Moreover, clause 13.2.9 states that AstraZeneca “shall not enter into any agreement with any … third party that would by its terms conflict with AstraZeneca’s obligation hereunder or would be reasonably expected to prevent AstraZeneca from performing its obligation hereunder”. The threshold here seems lower than the “would impede … performance” standard in the EU contract.
Would a Belgian court hold that the net effect of the EU contract is similar, despite the different wording?
Nature of the duty
There has been much focus on the term “best reasonable efforts” in the contract. Clause 5.1, EU contract, states, “AstraZeneca shall use its Best Reasonable Efforts to manufacture the Initial Europe Doses within the EU for distribution …”. Following Brexit, the term “EU” clearly does not include the UK.
However, clause 5.4 might be relevant: “AstraZeneca shall use its Best Reasonable Efforts to manufacture the Vaccine at sites located with the EU (which for the purposes of this Section 5.4 only shall include the United Kingdom)…”. Clause 5.4 refers to “Vaccine” not “Initial Europe Doses”. Is this a material difference? One view is that the word “Vaccine” is sufficiently wide to include the Initial Europe Doses. Conversely, would such a reading not make clause 5.1 superfluous?
Some commentators have suggested that in the summer of 2020, the EU Commission rightly did not wish to be held hostage to UK production sources whilst Brexit related negotiations were going on. Therefore, clause 5.1 was intended for production for the crucial initial doses to take place entirely within the EU, not including the UK. Which interpretation would a Belgian court follow?
There were initial reports that the EU contract was deficient when compared to the UK contract because it had used this nebulous term “best reasonable efforts”. A fact check – Clause 6.1, UK contract, actually requires AstraZeneca UK, using best reasonable efforts, to adhere to the agreed delivery schedule.
But are the duty standards in the two contracts therefore identical, as reported by the media?
One point of difference, perhaps. If the narrow reading of clause 5.1 is correct, then best reasonable efforts would not extend to sourcing the Initial Europe Doses from outside the EU. Taking best reasonable efforts should not mean taking measures which are proscribed by the contract itself. The UK contract, as we saw earlier, makes no mention as to where manufacturing should take place. So best reasonable efforts would extend to any and all reasonable supply lines.

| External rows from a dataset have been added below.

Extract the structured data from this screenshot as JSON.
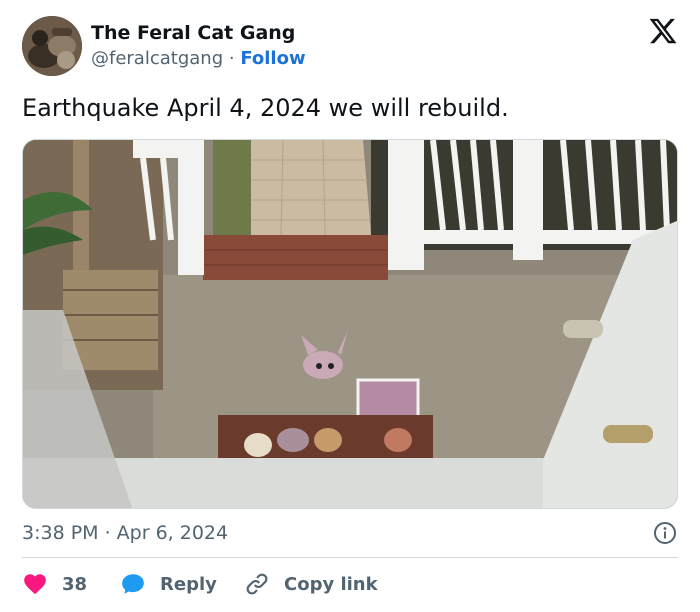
{
  "author": {
    "display_name": "The Feral Cat Gang",
    "handle": "@feralcatgang",
    "separator": "·",
    "follow_label": "Follow"
  },
  "tweet": {
    "text": "Earthquake April 4, 2024 we will rebuild."
  },
  "meta": {
    "timestamp": "3:38 PM · Apr 6, 2024"
  },
  "actions": {
    "like_count": "38",
    "reply_label": "Reply",
    "copy_link_label": "Copy link"
  },
  "icons": {
    "brand": "x-logo-icon",
    "info": "info-icon",
    "like": "heart-icon",
    "reply": "speech-bubble-icon",
    "copy": "link-icon"
  },
  "colors": {
    "like": "#f91880",
    "reply": "#1d9bf0",
    "follow": "#1d72d6",
    "muted": "#536471"
  }
}
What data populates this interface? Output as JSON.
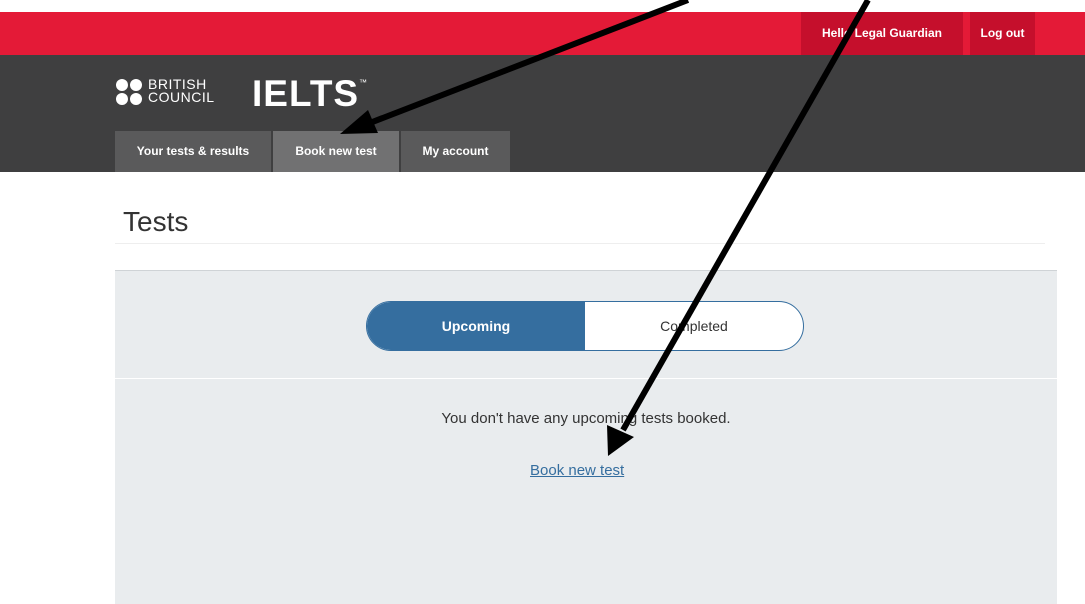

“Best reasonable efforts” is not defined in the UK contract. In contrast, the EU contract (Clause 1.9) refers to the test of “the … degree of effort that a company of similar size with a similarly-sized infrastructure and similar resources as AstraZeneca …”. The Commission’s expectation seems to be that “AstraZeneca” must extend to the entire global group, not just AstraZeneca AB. As to whether there is a breach – Altius, a Belgian law firm, has written that given the “unprecedented speed of developing a vaccine against COVID-19, it might be difficult to claim that AstraZeneca did not comply with its best reasonable efforts”. How would the Belgian court decide on these points?
Waiver and exclusion of liability
The EU contract contains waiver of liability provisions, including a heavily redacted clause 15.1. From my knowledge of advance order contracts, the experimental drug supplier’s liability for delays is usually excluded. Whether such a clause could be invoked successfully is, of course, a matter for Belgian law. Would notions of unfairness and good faith be examined?
In planned legal proceedings, the Belgian law approach to contract interpretation, good faith and the spirit of the agreement will be in the spotlight. I am sure my Commercial Law students, looking at the dispute through English law lenses, will watch this developing space with interest!